◆ **WORK TASK**
Copy each line of the listing where the word "Rotate" can be found.

(MATERIAL FOR THIS EXERCISE Opens)

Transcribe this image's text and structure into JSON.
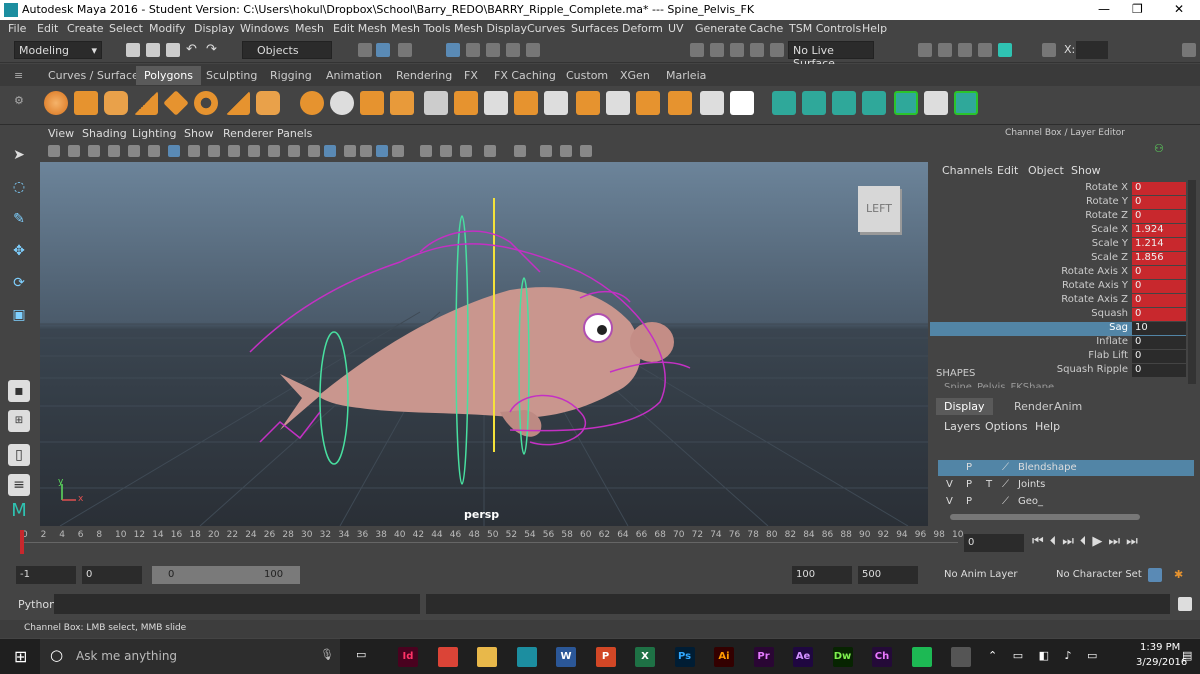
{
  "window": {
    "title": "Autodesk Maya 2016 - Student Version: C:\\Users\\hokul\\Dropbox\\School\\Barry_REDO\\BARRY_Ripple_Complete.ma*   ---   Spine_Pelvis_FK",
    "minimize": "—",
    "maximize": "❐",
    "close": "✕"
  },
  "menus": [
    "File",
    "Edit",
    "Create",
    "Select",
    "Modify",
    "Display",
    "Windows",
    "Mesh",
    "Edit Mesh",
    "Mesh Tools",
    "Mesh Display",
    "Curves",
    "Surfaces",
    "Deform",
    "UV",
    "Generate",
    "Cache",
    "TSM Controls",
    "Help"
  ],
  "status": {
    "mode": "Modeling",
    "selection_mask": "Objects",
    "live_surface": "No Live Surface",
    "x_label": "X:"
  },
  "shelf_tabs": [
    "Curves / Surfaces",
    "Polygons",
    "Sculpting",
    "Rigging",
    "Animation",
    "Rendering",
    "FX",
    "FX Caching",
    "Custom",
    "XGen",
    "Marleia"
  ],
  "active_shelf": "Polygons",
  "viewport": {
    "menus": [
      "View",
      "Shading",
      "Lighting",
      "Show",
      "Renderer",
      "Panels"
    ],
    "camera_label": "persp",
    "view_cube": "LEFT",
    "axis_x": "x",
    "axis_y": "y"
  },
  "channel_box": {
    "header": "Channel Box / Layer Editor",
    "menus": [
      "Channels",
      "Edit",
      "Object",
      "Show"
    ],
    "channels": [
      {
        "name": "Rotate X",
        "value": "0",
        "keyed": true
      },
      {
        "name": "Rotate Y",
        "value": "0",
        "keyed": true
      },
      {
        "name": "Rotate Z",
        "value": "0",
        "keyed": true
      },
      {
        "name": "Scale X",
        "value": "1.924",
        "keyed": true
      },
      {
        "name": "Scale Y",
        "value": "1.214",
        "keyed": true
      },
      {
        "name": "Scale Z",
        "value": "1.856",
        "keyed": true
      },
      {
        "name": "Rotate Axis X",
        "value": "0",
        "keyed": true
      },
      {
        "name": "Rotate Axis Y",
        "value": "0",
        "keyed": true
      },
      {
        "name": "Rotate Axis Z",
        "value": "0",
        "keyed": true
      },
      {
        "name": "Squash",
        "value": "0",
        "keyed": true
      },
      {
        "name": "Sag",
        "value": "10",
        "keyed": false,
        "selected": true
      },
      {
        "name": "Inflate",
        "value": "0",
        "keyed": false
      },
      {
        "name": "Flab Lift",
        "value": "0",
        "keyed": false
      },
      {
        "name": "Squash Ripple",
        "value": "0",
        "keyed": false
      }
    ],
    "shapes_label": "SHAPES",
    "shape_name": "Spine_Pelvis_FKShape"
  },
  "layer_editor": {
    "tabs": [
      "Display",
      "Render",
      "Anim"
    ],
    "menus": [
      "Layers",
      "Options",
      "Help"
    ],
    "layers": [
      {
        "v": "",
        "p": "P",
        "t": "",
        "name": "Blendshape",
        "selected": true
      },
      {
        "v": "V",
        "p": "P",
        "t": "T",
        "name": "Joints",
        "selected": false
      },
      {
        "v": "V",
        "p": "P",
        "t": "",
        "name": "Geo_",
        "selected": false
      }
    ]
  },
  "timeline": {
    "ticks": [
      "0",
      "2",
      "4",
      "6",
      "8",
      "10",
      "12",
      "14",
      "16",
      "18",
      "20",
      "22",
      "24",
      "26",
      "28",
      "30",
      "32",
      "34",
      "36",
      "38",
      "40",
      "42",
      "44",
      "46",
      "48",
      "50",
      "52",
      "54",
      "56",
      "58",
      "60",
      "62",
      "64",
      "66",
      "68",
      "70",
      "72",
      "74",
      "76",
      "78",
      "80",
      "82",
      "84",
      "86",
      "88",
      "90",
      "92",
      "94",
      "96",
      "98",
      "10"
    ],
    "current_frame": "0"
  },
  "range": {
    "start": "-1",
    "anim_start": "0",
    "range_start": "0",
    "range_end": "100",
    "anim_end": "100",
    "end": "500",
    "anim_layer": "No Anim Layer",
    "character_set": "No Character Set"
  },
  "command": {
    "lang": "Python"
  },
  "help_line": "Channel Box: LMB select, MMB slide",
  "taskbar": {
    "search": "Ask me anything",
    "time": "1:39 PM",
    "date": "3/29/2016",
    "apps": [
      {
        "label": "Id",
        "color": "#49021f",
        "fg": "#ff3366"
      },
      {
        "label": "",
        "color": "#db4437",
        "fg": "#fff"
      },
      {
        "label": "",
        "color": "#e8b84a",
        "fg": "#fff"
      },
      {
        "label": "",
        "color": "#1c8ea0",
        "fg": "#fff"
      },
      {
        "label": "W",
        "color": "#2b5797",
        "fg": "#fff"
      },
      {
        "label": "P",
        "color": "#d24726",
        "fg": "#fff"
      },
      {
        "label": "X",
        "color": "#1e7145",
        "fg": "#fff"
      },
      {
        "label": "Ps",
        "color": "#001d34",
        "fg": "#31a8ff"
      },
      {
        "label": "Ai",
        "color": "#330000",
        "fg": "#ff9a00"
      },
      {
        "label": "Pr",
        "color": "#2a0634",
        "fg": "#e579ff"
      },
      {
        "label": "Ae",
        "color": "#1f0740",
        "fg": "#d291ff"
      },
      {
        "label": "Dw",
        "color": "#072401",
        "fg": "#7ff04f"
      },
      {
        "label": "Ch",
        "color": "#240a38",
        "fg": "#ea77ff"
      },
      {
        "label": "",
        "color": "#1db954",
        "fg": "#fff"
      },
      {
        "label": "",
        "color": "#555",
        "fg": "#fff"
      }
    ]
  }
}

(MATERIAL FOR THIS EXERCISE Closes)

◆ **EXPECTED ANSWER**
        "name": "Rotate X",
        "name": "Rotate Y",
        "name": "Rotate Z",
        "name": "Rotate Axis X",
        "name": "Rotate Axis Y",
        "name": "Rotate Axis Z",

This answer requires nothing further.